* Modest take-up bolsters chances of buying state bonds
* Result comes as inflation in France turns negative
* Increases pressure on ECB to take dramatic action (Recasts, adds detail)
By John O’Donnell and Paul Carrel
FRANKFURT, Dec 11 (Reuters) - The European Central Bank’s second offering of almost zero-cost loans to banks drew only tepid interest on Thursday, underlining fragile confidence in the euro zone economy and making ECB money-printing appear all but inevitable.
Banks have taken barely more than half the 400 billion euros ($498.28 billion) of loans on offer this year, dealing a heavy blow to the ECB’s plan to avert a downward spiral in euro zone growth and inflation.
Unlike previous such loans, the money cannot be easily parked at the ECB and banks are supposed to lend it on, making it a litmus test of their confidence in borrowers such as small companies, the euro zone’s economic backbone. Banks say credit demand is also weak.
The low take-up in part highlights a darkening mood among lenders, as even mighty China sees its growth slow and the 18-country currency bloc’s economy grinds almost to a halt.
Benoit Coeure, who sits on the ECB’s Executive Board, said the loans would help “improve banks’ access to longer-term liquidity”.
“Together with our other measures they create conditions that stimulate credit growth,” he said.
But many analysts are sceptical that this will happen because they say banks may in part use the fresh credit to repay previous ECB loans.
They see it instead as another reason for the ECB to print fresh money to buy government bonds, shoring up confidence as it pumps billions of euros into circulation.
“The ECB is under so much pressure to move its balance sheet,” said Reinhard Cluse, an economist with UBS. “It needs to have deeper and more liquid pools of assets. That’s a strong case for sovereign bonds.”

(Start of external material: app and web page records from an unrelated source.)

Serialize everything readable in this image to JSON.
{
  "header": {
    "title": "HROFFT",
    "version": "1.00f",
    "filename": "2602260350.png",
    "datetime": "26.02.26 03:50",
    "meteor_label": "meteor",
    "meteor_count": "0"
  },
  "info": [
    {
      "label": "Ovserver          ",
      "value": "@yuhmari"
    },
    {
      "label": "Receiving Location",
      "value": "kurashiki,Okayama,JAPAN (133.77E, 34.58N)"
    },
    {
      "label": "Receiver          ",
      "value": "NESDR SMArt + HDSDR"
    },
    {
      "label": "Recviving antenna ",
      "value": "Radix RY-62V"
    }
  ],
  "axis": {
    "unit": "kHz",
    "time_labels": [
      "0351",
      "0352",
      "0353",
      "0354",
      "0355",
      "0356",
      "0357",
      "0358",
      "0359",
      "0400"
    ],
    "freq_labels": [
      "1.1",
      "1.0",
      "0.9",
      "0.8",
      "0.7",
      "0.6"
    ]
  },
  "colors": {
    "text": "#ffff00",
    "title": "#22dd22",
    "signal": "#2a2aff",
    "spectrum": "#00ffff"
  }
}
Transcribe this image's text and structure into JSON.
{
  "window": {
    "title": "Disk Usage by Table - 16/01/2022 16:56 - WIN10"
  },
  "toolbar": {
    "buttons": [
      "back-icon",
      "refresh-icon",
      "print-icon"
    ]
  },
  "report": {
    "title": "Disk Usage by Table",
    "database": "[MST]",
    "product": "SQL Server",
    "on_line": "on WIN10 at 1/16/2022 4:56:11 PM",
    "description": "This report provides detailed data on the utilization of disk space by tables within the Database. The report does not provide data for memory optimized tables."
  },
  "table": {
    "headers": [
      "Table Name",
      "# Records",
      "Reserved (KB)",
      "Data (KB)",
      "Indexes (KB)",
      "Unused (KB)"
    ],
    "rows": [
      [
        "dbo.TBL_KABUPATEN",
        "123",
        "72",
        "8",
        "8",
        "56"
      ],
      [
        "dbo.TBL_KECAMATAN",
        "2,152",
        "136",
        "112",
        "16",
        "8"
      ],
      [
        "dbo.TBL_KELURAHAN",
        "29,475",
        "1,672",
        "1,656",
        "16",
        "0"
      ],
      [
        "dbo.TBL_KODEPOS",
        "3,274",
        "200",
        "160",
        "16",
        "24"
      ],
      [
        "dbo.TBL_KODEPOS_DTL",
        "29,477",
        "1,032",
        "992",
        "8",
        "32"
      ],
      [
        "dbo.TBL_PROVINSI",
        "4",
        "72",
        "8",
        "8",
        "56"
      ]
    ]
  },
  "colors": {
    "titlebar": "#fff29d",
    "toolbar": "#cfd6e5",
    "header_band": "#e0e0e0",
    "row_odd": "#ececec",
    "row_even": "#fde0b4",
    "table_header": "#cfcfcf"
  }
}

JP Morgan said after Thursday’s lukewarm take-up that it expected the ECB to announce plans in January to buy 500 billion euros of sovereign debt.
Banks borrowed almost 130 billion euros ($160 billion) of four-year loans from the ECB in the latest round, bringing total take-up to just over 212 billion euros — far short of the 400 billion euro limit identified by ECB President Mario Draghi.
Underlining the gravity of the situation in the euro zone, France’s core price inflation turned negative, its first drop since records started in 1990.
ECB policymakers have dropped hints recently that the central bank’s Governing Council, with its core executive and governors from across the bloc, could move in the direction of money printing as soon as January.
There are deep divisions on this question, however, with a small group of countries led by powerful Germany opposed, fearing that it would encourage reckless borrowing by spendthrift states which already have huge debts.
“Buying sovereign bonds at this stage could prove to be toxic,” said Lena Komileva of consultancy G+ Economics, reflecting on the split.
But were price inflation to start falling across the euro zone, as they have in Spain, the ECB would be left with no choice but to print more money immediately. Deflation is seen as dangerous for an economy, as consumers postpone buying in the hope that prices will fall further, ultimately forcing companies out of business.
The low demand from banks means the ECB is likely to have to buy government bonds with new money in order to meet a pledge to expand its balance sheet by 1 trillion euros. Expectations it will do so by purchasing assets or lending to banks are helping underpin financial markets.
To compound matters on this front, banks are repaying earlier emergency loans given by the ECB at the height of the crisis, which means that the net impact of the fresh round of credit may be small.
Unlike previous similar offers, where banks simply parked much of the money with the ECB as a safety buffer, this time around, they would have to pay a penalty for so doing.
But finding opportunities to use the ECB money for lending is difficult, as the euro zone economy slows and business confidence wanes.
“The euro zone is overshadowed by global worries,” UBS’s Cluse said. “The ability of banks to use these funds for new loans is limited.”
$1 = 0.8028 euros Editing by Catherine Evans